Recent developments are making it harder to use Xbox One controllers on
Windows PCs, according to
. In spite of Windows Bluetooth support, new Bluetooth-powered
controllers for the Xbox One S are part of the problem.
This support thread
has details, and Ars says, "Some games no longer
recognize when Xbox One controllers are connected via Bluetooth or through the
official Xbox One wireless adapter. Other games, as well as Steam's Big Picture
mode, think a single Xbox One controller is two controllers simultaneously." At
the same time, the recent Windows 10 anniversary update seems to have broken
homebrew workarounds for third-party controllers. Finally, they also note only a
single Bluetooth controller can connect to a PC at once, and this must be
running Windows 10. Here's a summary of the mess that leads them to suggest
gamers uninstall the Win10 anniversary update:
Another issue is less
likely to receive an update: the new Xbox One controllers' Bluetooth support is
severely limited. As in, only one pad can be connected via Bluetooth at once.
Microsoft isn't advertising this limitation, but
an official Xbox Support page confirms it: you can only connect one
Bluetooth pad to a Windows 10 PC at a time, and those Bluetooth pads require

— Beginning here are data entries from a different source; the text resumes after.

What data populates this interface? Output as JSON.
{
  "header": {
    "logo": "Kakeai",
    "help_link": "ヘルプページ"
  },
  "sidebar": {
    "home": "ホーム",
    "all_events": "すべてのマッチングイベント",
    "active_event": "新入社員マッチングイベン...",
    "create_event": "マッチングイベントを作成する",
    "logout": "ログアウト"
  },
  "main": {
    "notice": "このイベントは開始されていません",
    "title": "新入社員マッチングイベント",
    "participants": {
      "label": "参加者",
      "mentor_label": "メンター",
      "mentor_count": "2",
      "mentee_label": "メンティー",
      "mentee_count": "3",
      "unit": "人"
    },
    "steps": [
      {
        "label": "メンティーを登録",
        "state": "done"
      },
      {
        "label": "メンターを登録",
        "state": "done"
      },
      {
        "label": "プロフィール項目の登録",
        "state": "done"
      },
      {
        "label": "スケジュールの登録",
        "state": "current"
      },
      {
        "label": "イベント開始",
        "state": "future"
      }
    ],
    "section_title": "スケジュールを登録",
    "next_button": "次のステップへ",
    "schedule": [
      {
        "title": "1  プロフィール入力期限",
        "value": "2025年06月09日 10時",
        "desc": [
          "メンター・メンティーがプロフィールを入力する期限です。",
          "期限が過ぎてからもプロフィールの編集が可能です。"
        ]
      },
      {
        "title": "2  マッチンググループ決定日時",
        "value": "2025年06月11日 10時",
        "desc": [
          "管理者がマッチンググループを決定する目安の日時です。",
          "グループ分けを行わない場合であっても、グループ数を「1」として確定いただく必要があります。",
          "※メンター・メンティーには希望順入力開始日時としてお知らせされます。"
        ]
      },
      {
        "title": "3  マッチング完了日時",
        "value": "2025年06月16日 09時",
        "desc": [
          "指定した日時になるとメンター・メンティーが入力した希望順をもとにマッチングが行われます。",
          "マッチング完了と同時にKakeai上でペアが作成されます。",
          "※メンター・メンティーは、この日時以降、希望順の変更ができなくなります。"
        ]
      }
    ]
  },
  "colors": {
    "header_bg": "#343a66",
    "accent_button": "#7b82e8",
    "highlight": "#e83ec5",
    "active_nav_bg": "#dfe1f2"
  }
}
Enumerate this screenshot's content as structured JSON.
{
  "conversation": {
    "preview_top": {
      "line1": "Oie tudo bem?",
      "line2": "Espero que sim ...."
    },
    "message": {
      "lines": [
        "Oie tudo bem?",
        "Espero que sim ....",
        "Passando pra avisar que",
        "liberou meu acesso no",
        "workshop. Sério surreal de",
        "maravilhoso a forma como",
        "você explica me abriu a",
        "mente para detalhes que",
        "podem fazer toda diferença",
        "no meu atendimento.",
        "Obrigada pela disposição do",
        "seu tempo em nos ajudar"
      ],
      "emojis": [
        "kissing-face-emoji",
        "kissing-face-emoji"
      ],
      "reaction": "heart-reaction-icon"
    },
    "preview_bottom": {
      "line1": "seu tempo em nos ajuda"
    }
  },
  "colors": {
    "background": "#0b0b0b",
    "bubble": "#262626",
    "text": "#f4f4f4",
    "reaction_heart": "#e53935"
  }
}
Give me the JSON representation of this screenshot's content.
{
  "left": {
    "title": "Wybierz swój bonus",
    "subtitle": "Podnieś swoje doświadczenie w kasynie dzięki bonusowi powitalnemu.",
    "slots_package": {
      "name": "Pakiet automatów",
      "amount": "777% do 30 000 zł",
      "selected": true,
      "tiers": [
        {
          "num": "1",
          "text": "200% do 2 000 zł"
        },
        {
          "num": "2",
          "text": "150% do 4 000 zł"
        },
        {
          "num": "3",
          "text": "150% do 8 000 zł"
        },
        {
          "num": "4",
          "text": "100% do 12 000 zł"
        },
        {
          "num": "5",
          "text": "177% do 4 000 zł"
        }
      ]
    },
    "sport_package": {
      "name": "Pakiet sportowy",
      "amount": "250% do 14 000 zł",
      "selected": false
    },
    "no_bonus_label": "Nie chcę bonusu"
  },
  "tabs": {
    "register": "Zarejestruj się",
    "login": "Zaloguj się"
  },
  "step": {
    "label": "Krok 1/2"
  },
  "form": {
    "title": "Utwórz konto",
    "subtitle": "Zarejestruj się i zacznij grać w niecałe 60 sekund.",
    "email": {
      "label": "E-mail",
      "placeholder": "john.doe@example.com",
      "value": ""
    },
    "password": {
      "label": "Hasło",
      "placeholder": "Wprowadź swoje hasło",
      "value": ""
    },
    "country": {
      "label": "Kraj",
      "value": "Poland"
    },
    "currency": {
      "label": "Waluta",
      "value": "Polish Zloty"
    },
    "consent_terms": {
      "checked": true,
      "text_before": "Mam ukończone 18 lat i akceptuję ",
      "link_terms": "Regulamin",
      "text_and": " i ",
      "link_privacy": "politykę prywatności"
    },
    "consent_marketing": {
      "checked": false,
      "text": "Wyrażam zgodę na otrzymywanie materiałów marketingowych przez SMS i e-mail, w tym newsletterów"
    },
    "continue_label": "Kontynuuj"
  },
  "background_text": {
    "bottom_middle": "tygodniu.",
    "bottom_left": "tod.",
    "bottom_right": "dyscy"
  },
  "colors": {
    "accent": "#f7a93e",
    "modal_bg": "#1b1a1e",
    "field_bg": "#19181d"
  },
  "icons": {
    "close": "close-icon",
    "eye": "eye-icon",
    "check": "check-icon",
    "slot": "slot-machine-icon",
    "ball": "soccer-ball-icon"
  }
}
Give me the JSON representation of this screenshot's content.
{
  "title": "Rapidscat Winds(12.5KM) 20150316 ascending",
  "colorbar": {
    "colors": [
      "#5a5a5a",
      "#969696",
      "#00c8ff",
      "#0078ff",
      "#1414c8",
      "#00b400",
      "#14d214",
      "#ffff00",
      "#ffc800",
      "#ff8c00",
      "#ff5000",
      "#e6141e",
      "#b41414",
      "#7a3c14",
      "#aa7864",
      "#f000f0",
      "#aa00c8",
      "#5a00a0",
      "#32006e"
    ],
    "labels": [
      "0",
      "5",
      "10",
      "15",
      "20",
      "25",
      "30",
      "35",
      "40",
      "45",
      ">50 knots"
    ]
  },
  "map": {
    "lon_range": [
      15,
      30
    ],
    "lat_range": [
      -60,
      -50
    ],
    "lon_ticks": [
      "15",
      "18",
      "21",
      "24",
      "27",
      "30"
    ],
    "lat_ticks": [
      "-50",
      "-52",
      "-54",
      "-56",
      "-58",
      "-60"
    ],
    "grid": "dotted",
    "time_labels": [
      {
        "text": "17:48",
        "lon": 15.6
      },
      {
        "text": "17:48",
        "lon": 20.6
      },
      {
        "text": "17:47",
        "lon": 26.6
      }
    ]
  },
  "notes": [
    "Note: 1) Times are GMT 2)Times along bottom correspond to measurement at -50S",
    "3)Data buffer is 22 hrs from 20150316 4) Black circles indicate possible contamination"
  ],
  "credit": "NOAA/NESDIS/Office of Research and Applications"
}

running on Windows 10 with the Anniversary update. If you want to use more
wireless Xbox One pads on a single PC, you'll need to purchase the official Xbox
One wireless adapter. Otherwise, don't rush out and buy a bunch of updated Xbox
One pads expecting them to sync up to any laptop for the sake of wild, on-the-go
multiplayer sessions of Push Me Pull You or Towerfall: Ascension.
The situation gets worse. Your sole Bluetooth controller won't even function in
Windows 10's Anniversary update until you update the controller's firmware,
which users aren't told when they connect the pads. Instead, users must manually
find and install the Xbox Accessories app from the Windows Store. Boot that with
the Xbox One pad connected via Bluetooth, and you'll then get the prompt to
update the pad's firmware. The new Xbox One controller does not include
instructions to this effect, possibly because Xbox One consoles automate this
process in a way that Windows 10 PCs do not.
Until Microsoft announces an update to these controller-based woes, the gaming
geeks at Ars recommend that you avoid the Anniversary update. If you've already
updated and want to return to the "it just works" days of XInput support on
wireless controllers, toggle to the "revert to your previous install of Windows"
option, which isn't hard to find in the options menus.